__EXERCISE AIM__. The output should be all lines of the entries below in which the word "Básica" occurs.

[Data excerpts]

○ ○ ○ ○ ○

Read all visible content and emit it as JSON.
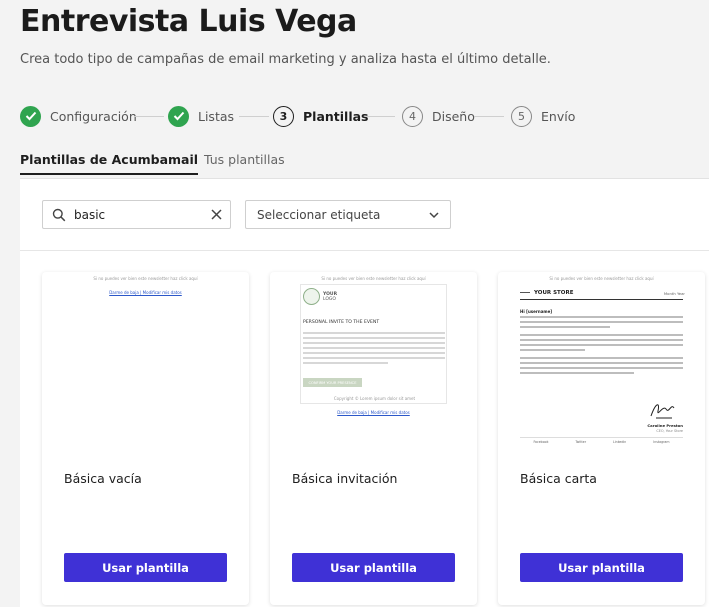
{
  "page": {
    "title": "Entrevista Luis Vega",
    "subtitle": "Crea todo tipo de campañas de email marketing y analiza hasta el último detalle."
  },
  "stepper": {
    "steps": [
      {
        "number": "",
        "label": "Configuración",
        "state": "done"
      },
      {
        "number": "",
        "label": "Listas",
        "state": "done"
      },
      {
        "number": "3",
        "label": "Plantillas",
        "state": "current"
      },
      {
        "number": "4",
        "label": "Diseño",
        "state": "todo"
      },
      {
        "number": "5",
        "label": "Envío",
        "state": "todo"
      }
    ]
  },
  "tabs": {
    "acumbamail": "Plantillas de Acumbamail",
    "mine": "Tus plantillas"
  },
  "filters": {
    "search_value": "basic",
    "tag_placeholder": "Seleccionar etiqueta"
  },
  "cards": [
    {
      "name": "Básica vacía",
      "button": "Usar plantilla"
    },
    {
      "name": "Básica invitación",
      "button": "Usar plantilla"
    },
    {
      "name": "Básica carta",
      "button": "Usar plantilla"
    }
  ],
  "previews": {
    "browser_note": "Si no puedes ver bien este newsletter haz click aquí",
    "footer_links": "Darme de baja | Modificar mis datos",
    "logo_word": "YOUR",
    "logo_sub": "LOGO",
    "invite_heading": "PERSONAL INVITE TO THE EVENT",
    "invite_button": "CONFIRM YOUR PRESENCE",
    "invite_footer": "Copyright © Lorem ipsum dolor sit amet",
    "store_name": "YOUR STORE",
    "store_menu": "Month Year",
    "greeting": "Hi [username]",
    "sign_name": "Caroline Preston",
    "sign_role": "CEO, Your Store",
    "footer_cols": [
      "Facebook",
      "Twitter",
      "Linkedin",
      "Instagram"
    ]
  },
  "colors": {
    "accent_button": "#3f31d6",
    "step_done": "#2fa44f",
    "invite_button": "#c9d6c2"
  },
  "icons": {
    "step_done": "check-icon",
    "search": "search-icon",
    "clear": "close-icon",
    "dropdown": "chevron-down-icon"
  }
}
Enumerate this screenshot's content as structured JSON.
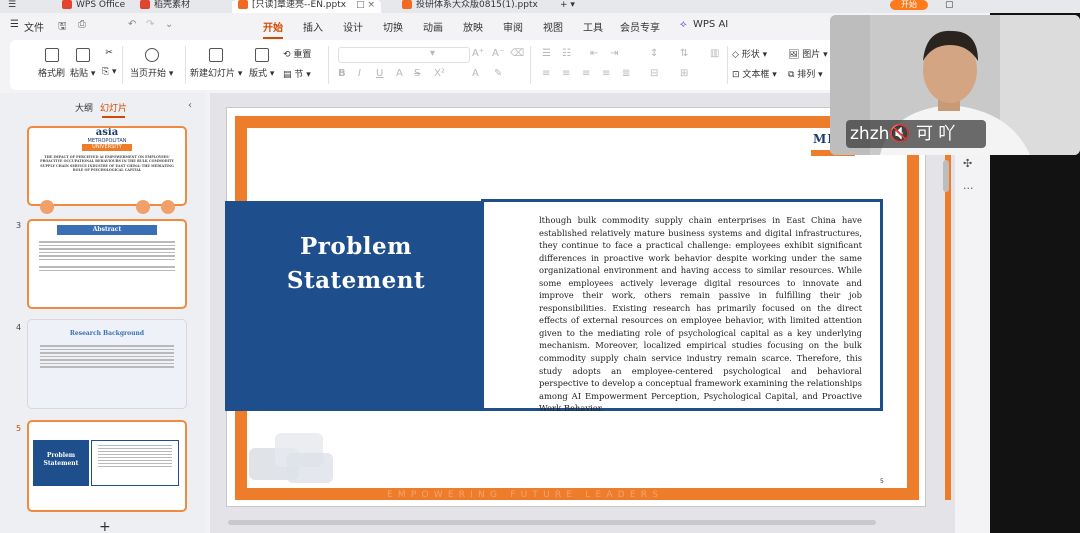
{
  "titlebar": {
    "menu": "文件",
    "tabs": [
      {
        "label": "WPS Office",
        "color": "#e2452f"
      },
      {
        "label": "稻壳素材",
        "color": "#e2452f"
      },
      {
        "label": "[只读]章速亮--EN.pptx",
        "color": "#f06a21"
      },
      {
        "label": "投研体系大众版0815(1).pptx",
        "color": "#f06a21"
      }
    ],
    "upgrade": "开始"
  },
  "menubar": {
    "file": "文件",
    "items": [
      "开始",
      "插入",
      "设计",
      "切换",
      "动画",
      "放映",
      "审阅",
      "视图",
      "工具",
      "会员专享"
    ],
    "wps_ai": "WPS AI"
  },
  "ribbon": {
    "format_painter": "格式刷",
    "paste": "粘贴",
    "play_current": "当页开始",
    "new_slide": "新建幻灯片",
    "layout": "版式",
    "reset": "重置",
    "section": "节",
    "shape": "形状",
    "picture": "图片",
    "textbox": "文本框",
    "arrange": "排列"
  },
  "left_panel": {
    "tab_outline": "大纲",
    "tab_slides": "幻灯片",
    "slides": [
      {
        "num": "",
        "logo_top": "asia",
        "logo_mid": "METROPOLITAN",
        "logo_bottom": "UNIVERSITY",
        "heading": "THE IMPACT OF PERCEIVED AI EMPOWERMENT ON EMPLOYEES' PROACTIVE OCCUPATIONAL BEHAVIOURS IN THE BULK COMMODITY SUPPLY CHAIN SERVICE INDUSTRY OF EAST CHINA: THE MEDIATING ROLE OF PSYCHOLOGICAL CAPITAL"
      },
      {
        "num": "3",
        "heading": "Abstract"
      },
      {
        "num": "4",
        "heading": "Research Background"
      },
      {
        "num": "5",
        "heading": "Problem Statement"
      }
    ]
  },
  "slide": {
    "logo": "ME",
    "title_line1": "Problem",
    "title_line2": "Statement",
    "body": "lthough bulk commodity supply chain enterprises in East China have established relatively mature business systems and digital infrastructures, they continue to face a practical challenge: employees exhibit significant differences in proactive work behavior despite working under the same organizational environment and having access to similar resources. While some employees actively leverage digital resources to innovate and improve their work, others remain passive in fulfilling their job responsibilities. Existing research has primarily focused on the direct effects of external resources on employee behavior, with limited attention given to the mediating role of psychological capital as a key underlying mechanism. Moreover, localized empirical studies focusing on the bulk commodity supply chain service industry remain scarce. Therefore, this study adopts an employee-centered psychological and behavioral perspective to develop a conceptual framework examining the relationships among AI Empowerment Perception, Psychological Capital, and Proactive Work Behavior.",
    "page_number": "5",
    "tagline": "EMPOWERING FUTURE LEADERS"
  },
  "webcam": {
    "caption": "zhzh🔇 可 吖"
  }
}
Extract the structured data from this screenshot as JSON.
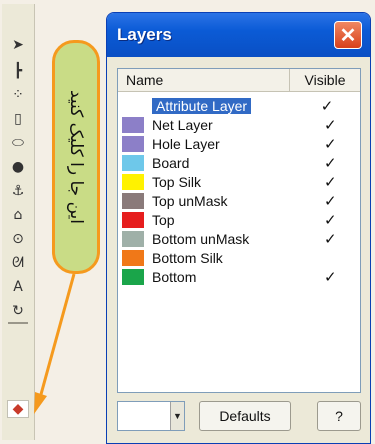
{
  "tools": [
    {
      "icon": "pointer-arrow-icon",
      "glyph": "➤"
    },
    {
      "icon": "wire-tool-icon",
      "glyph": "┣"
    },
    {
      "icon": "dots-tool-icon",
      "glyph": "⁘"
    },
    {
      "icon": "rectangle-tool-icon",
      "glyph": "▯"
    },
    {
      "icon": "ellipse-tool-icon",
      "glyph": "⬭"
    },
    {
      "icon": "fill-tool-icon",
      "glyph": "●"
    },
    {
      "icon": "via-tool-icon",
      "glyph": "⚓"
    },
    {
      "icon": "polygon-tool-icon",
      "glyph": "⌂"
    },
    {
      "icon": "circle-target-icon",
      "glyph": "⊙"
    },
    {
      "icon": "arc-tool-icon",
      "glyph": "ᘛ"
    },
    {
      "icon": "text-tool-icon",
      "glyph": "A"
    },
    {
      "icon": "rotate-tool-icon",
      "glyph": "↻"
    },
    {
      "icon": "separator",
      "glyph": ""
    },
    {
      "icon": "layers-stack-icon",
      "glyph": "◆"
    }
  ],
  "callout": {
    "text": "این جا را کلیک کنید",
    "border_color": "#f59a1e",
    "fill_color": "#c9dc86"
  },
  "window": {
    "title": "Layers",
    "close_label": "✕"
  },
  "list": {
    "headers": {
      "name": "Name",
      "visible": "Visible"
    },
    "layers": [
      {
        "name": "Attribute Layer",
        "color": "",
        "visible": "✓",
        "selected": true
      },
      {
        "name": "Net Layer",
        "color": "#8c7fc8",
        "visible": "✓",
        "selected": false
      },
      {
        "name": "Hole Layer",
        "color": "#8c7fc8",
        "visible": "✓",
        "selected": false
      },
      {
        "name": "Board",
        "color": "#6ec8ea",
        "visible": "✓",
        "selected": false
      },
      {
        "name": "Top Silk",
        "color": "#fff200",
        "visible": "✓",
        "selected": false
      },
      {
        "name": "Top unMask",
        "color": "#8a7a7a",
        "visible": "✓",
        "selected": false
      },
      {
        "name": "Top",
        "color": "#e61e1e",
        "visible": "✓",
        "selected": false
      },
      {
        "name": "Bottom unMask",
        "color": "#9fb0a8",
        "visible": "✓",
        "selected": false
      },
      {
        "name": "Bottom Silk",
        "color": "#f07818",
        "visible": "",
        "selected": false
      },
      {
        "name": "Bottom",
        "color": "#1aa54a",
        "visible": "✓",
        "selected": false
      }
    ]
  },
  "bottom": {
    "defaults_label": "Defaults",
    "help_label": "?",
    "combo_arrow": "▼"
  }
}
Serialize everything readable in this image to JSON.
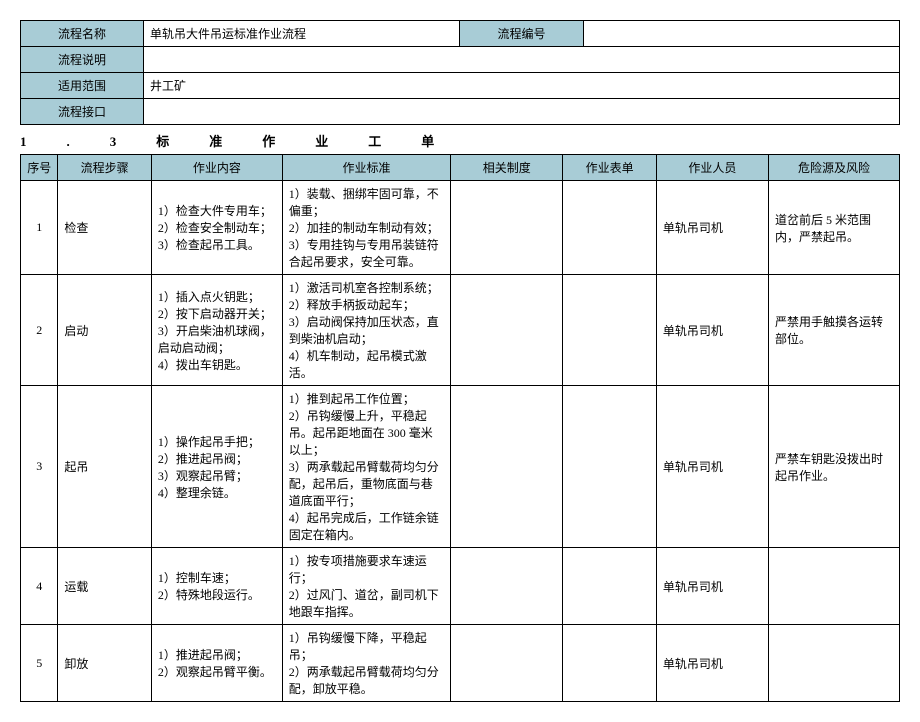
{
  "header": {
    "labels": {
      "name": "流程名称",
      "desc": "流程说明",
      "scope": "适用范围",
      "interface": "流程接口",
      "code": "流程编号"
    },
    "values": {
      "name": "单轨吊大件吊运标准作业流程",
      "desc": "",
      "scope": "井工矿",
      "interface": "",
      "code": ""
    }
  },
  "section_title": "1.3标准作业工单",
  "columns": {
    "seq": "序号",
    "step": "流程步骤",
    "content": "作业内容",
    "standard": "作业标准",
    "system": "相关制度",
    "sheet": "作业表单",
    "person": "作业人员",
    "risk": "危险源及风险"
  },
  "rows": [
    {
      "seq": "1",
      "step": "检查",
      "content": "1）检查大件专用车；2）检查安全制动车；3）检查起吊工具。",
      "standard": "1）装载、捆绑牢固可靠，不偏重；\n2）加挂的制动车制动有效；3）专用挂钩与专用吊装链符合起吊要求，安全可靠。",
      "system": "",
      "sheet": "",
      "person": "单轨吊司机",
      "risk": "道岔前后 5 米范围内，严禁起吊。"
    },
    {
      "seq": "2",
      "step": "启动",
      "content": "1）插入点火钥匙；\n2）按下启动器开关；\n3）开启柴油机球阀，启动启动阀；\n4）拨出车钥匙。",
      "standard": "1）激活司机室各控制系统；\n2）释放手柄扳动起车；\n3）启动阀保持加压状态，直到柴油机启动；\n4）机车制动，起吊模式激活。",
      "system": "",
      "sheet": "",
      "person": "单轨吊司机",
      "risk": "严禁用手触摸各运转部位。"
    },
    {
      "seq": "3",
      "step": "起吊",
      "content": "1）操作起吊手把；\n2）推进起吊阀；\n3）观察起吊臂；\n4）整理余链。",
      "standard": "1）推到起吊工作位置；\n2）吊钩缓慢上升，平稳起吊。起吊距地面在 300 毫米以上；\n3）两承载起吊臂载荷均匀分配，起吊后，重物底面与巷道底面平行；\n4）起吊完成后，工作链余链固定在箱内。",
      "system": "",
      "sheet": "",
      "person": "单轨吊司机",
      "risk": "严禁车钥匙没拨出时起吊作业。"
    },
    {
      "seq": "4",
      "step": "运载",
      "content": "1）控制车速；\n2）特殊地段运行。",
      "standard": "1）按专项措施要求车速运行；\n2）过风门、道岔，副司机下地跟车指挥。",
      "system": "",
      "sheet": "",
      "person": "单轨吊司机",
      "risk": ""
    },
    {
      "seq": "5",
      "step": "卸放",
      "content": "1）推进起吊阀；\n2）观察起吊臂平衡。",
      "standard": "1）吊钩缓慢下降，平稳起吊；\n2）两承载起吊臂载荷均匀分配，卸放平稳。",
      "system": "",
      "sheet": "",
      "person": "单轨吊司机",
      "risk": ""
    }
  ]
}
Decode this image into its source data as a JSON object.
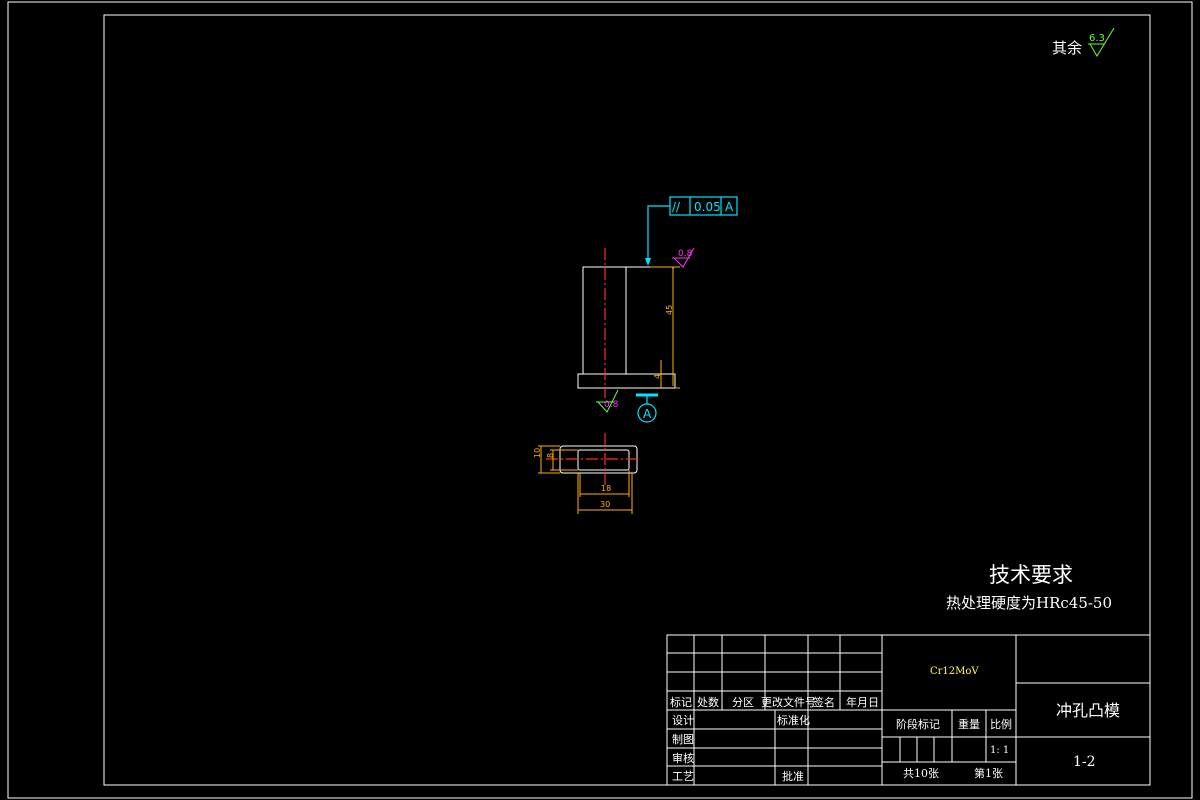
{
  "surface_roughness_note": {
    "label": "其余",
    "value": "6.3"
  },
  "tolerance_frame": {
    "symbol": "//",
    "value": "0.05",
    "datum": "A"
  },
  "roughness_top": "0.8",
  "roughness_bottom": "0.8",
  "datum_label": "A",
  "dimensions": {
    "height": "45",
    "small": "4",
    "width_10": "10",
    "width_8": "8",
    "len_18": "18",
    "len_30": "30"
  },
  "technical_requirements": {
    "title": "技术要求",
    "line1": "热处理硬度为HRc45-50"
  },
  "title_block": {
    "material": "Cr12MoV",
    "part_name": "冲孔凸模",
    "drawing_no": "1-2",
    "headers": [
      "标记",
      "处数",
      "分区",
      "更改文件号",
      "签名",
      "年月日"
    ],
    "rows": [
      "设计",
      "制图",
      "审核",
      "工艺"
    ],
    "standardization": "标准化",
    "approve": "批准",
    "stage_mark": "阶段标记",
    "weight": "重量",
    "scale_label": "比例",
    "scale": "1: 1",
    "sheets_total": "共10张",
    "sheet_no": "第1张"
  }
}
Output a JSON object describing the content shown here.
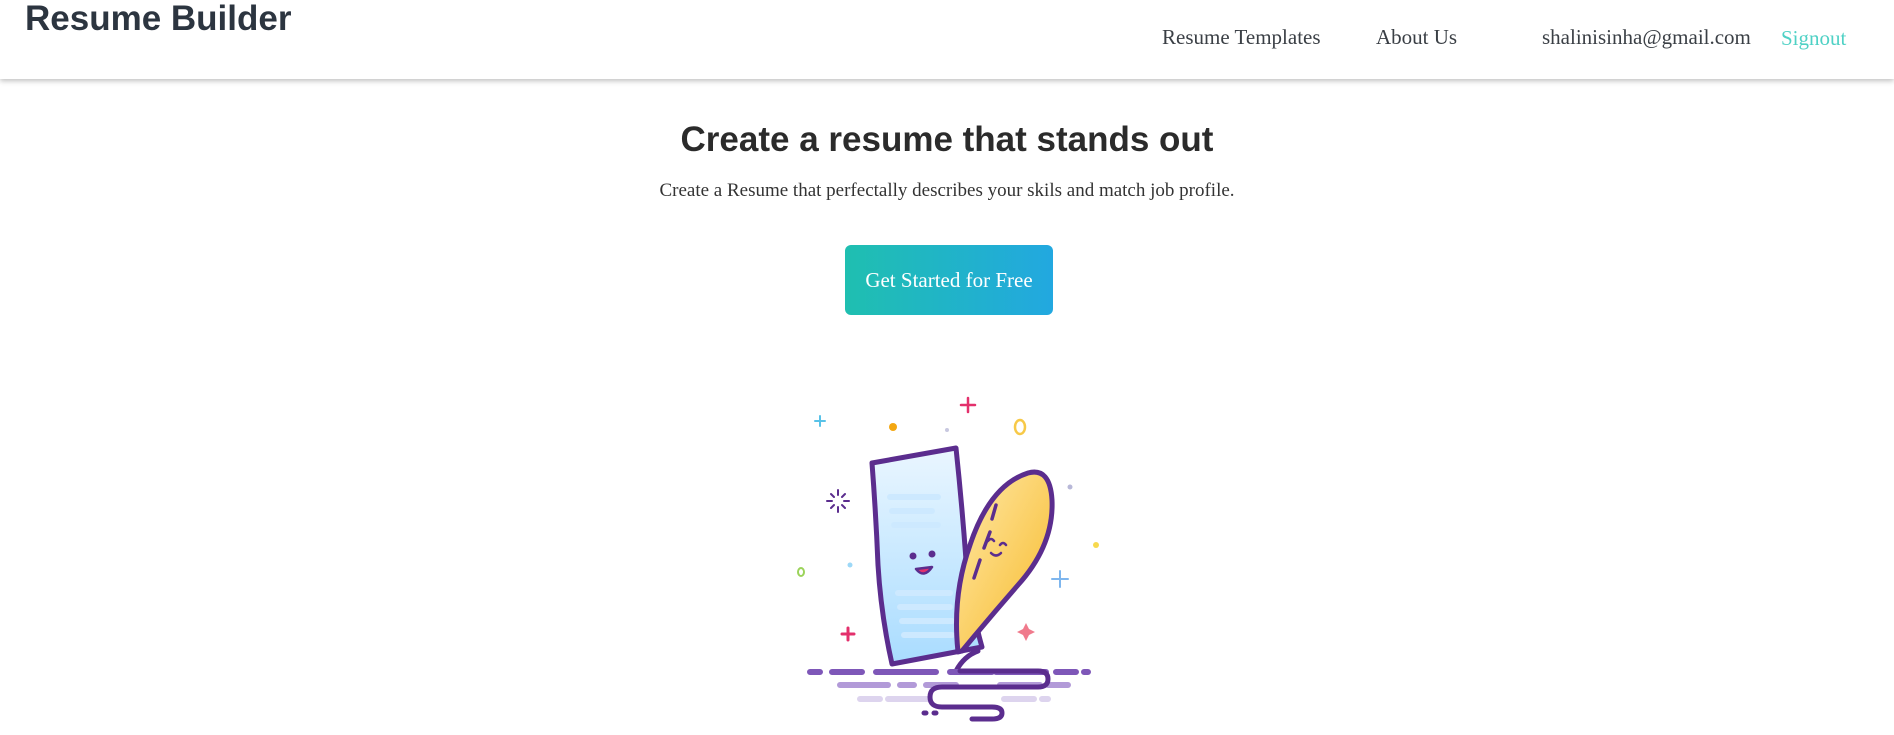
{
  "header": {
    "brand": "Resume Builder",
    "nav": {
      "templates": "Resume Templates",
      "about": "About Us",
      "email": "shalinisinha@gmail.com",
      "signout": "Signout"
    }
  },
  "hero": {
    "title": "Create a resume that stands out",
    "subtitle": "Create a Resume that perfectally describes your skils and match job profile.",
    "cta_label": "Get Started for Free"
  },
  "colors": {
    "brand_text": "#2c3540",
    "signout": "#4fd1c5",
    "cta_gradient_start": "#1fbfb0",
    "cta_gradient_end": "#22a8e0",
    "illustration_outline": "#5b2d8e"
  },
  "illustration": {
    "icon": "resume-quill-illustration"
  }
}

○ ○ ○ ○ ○

__TASK RESULT__.
      "name": "Básica vacía",
      "name": "Básica invitación",
      "name": "Básica carta",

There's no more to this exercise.